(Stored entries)
*** Block opens ***

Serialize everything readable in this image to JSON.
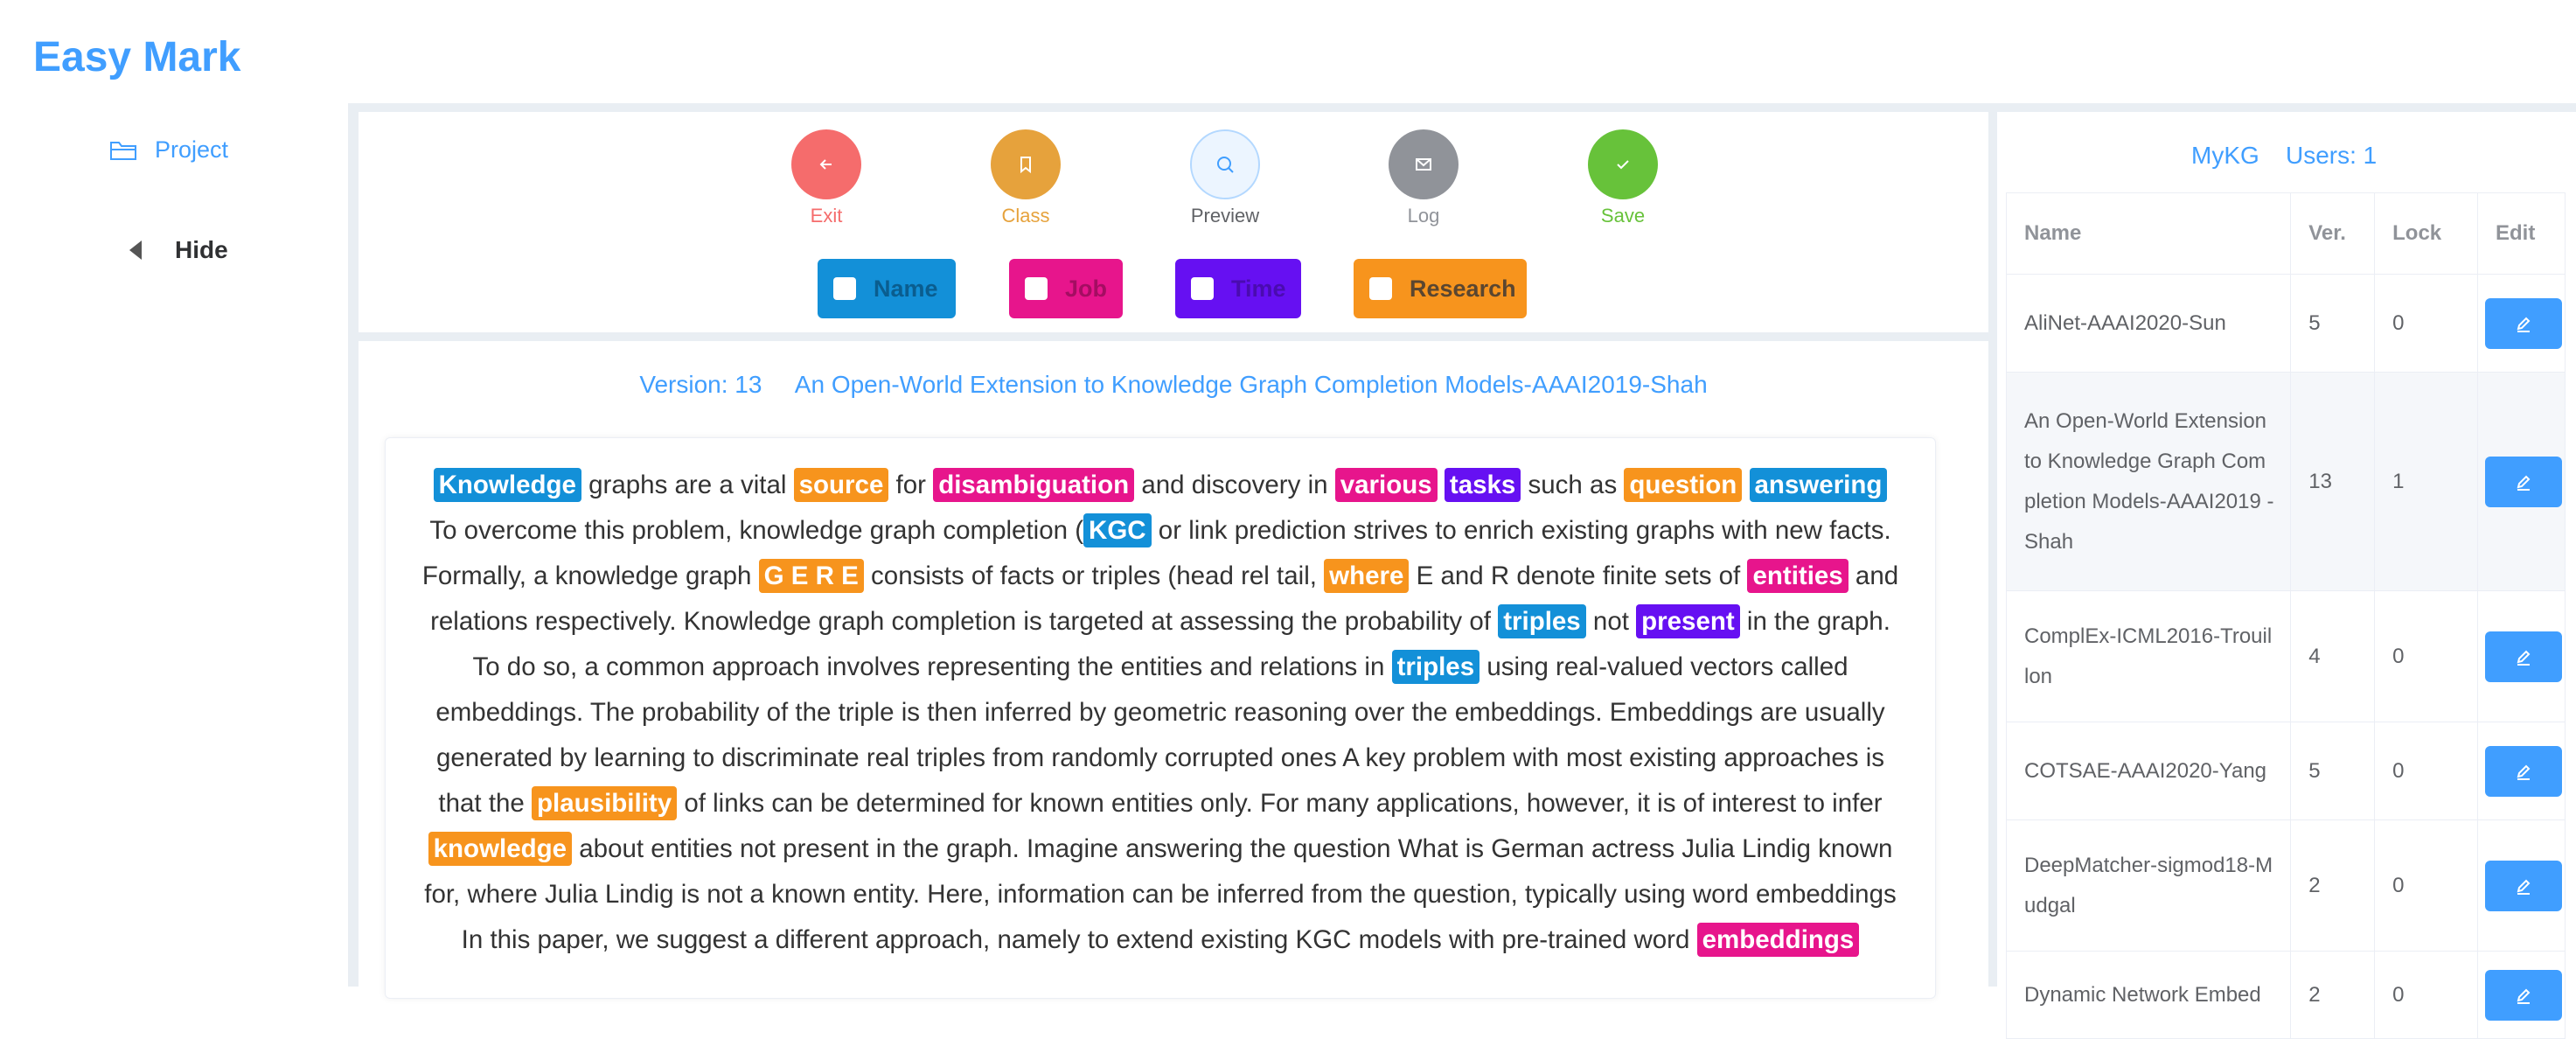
{
  "app": {
    "title": "Easy Mark"
  },
  "sidebar": {
    "project_label": "Project",
    "hide_label": "Hide"
  },
  "toolbar": {
    "exit": {
      "label": "Exit",
      "color": "#f56c6c",
      "icon": "arrow-left-icon"
    },
    "class": {
      "label": "Class",
      "color": "#e6a23c",
      "icon": "bookmark-icon"
    },
    "preview": {
      "label": "Preview",
      "color": "#ecf5ff",
      "icon": "search-icon"
    },
    "log": {
      "label": "Log",
      "color": "#909399",
      "icon": "envelope-icon"
    },
    "save": {
      "label": "Save",
      "color": "#67c23a",
      "icon": "check-icon"
    }
  },
  "tags": [
    {
      "label": "Name",
      "color": "#1390d8"
    },
    {
      "label": "Job",
      "color": "#e7158c"
    },
    {
      "label": "Time",
      "color": "#6610f2"
    },
    {
      "label": "Research",
      "color": "#f7941d"
    }
  ],
  "document": {
    "version": "Version: 13",
    "title": "An Open-World Extension to Knowledge Graph Completion Models-AAAI2019-Shah",
    "segments": [
      [
        "Knowledge",
        "b"
      ],
      [
        " graphs are a vital ",
        ""
      ],
      [
        "source",
        "o"
      ],
      [
        " for ",
        ""
      ],
      [
        "disambiguation",
        "p"
      ],
      [
        " and discovery in ",
        ""
      ],
      [
        "various",
        "p"
      ],
      [
        " ",
        ""
      ],
      [
        "tasks",
        "v"
      ],
      [
        " such as ",
        ""
      ],
      [
        "question",
        "o"
      ],
      [
        " ",
        ""
      ],
      [
        "answering",
        "b"
      ],
      [
        " To overcome this problem, knowledge graph completion (",
        ""
      ],
      [
        "KGC",
        "b"
      ],
      [
        " or link prediction strives to enrich existing graphs with new facts. Formally, a knowledge graph ",
        ""
      ],
      [
        "G E R E",
        "o"
      ],
      [
        " consists of facts or triples (head rel tail, ",
        ""
      ],
      [
        "where",
        "o"
      ],
      [
        " E and R denote finite sets of ",
        ""
      ],
      [
        "entities",
        "p"
      ],
      [
        " and relations respectively. Knowledge graph completion is targeted at assessing the probability of ",
        ""
      ],
      [
        "triples",
        "b"
      ],
      [
        " not ",
        ""
      ],
      [
        "present",
        "v"
      ],
      [
        " in the graph. To do so, a common approach involves representing the entities and relations in ",
        ""
      ],
      [
        "triples",
        "b"
      ],
      [
        " using real-valued vectors called embeddings. The probability of the triple is then inferred by geometric reasoning over the embeddings. Embeddings are usually generated by learning to discriminate real triples from randomly corrupted ones A key problem with most existing approaches is that the ",
        ""
      ],
      [
        "plausibility",
        "o"
      ],
      [
        " of links can be determined for known entities only. For many applications, however, it is of interest to infer ",
        ""
      ],
      [
        "knowledge",
        "o"
      ],
      [
        " about entities not present in the graph. Imagine answering the question What is German actress Julia Lindig known for, where Julia Lindig is not a known entity. Here, information can be inferred from the question, typically using word embeddings In this paper, we suggest a different approach, namely to extend existing KGC models with pre-trained word ",
        ""
      ],
      [
        "embeddings",
        "p"
      ]
    ]
  },
  "kg": {
    "name": "MyKG",
    "users": "Users: 1",
    "columns": [
      "Name",
      "Ver.",
      "Lock",
      "Edit"
    ],
    "rows": [
      {
        "name": "AliNet-AAAI2020-Sun",
        "ver": "5",
        "lock": "0"
      },
      {
        "name": "An Open-World Extension to Knowledge Graph Com pletion Models-AAAI2019 -Shah",
        "ver": "13",
        "lock": "1"
      },
      {
        "name": "ComplEx-ICML2016-Trouil lon",
        "ver": "4",
        "lock": "0"
      },
      {
        "name": "COTSAE-AAAI2020-Yang",
        "ver": "5",
        "lock": "0"
      },
      {
        "name": "DeepMatcher-sigmod18-Mudgal",
        "ver": "2",
        "lock": "0"
      },
      {
        "name": "Dynamic Network Embed",
        "ver": "2",
        "lock": "0"
      }
    ]
  }
}
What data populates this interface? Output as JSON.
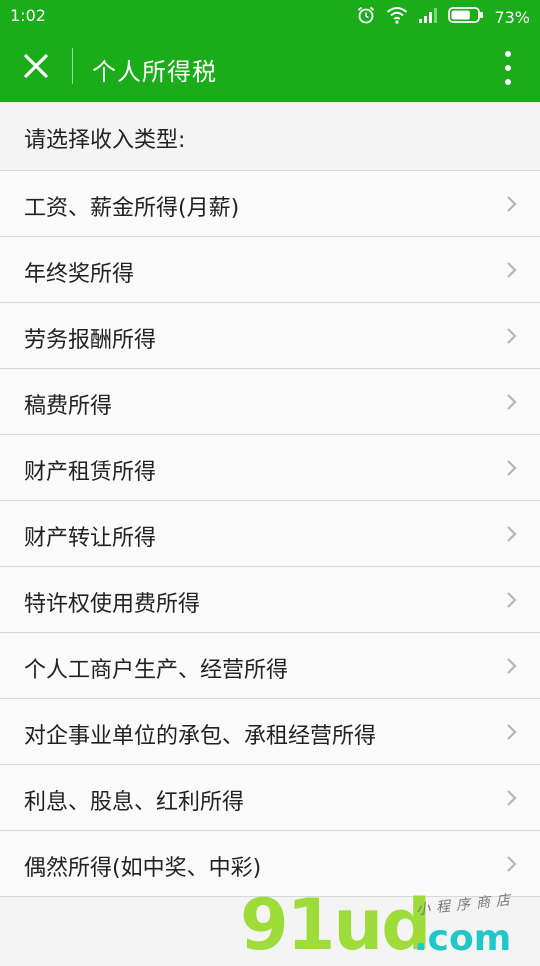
{
  "status_bar": {
    "time": "1:02",
    "battery_percent": "73%",
    "icons": [
      "alarm-icon",
      "wifi-icon",
      "signal-icon",
      "battery-icon"
    ],
    "battery_level": 0.73
  },
  "title_bar": {
    "title": "个人所得税",
    "close_icon": "close-icon",
    "menu_icon": "more-vertical-icon",
    "background_color": "#1aad19"
  },
  "section": {
    "header": "请选择收入类型:"
  },
  "income_types": [
    {
      "label": "工资、薪金所得(月薪)"
    },
    {
      "label": "年终奖所得"
    },
    {
      "label": "劳务报酬所得"
    },
    {
      "label": "稿费所得"
    },
    {
      "label": "财产租赁所得"
    },
    {
      "label": "财产转让所得"
    },
    {
      "label": "特许权使用费所得"
    },
    {
      "label": "个人工商户生产、经营所得"
    },
    {
      "label": "对企事业单位的承包、承租经营所得"
    },
    {
      "label": "利息、股息、红利所得"
    },
    {
      "label": "偶然所得(如中奖、中彩)"
    }
  ],
  "watermark": {
    "brand": "91ud",
    "suffix": ".com",
    "tagline": "小程序商店"
  }
}
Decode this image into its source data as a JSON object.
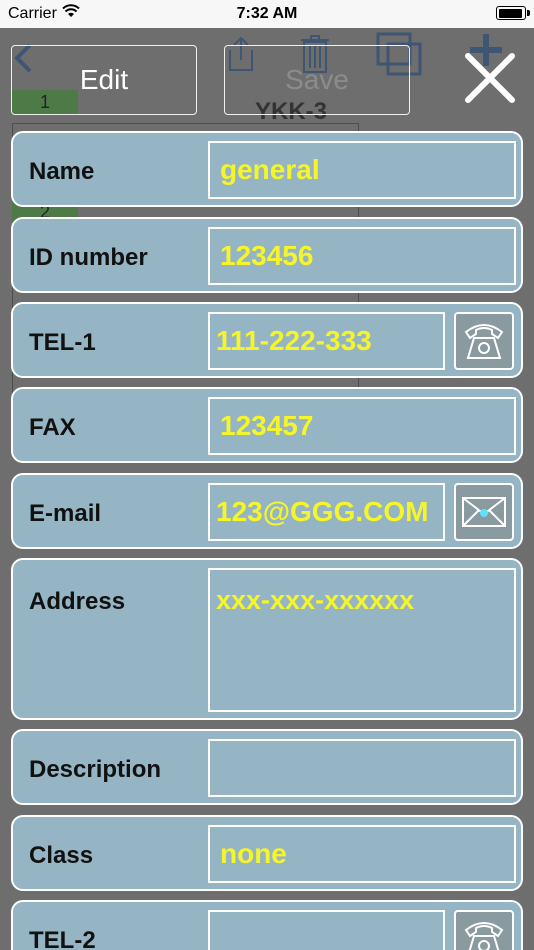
{
  "status_bar": {
    "carrier": "Carrier",
    "time": "7:32 AM"
  },
  "background": {
    "title": "YKK-3",
    "row_numbers": [
      "1",
      "2"
    ],
    "icons": [
      "back-chevron-icon",
      "share-icon",
      "trash-icon",
      "copy-icon",
      "plus-icon"
    ]
  },
  "header": {
    "edit_label": "Edit",
    "save_label": "Save",
    "close_icon": "close-icon"
  },
  "form": {
    "name": {
      "label": "Name",
      "value": "general"
    },
    "id_number": {
      "label": "ID number",
      "value": "123456"
    },
    "tel1": {
      "label": "TEL-1",
      "value": "111-222-333",
      "action_icon": "telephone-icon"
    },
    "fax": {
      "label": "FAX",
      "value": "123457"
    },
    "email": {
      "label": "E-mail",
      "value": "123@GGG.COM",
      "action_icon": "envelope-icon"
    },
    "address": {
      "label": "Address",
      "value": "xxx-xxx-xxxxxx"
    },
    "description": {
      "label": "Description",
      "value": ""
    },
    "class": {
      "label": "Class",
      "value": "none"
    },
    "tel2": {
      "label": "TEL-2",
      "value": "",
      "action_icon": "telephone-icon"
    }
  },
  "colors": {
    "row_bg": "#95b5c4",
    "value_text": "#f5f52a",
    "overlay": "#6e6e6e"
  }
}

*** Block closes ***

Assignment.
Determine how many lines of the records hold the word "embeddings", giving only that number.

Final answer.
3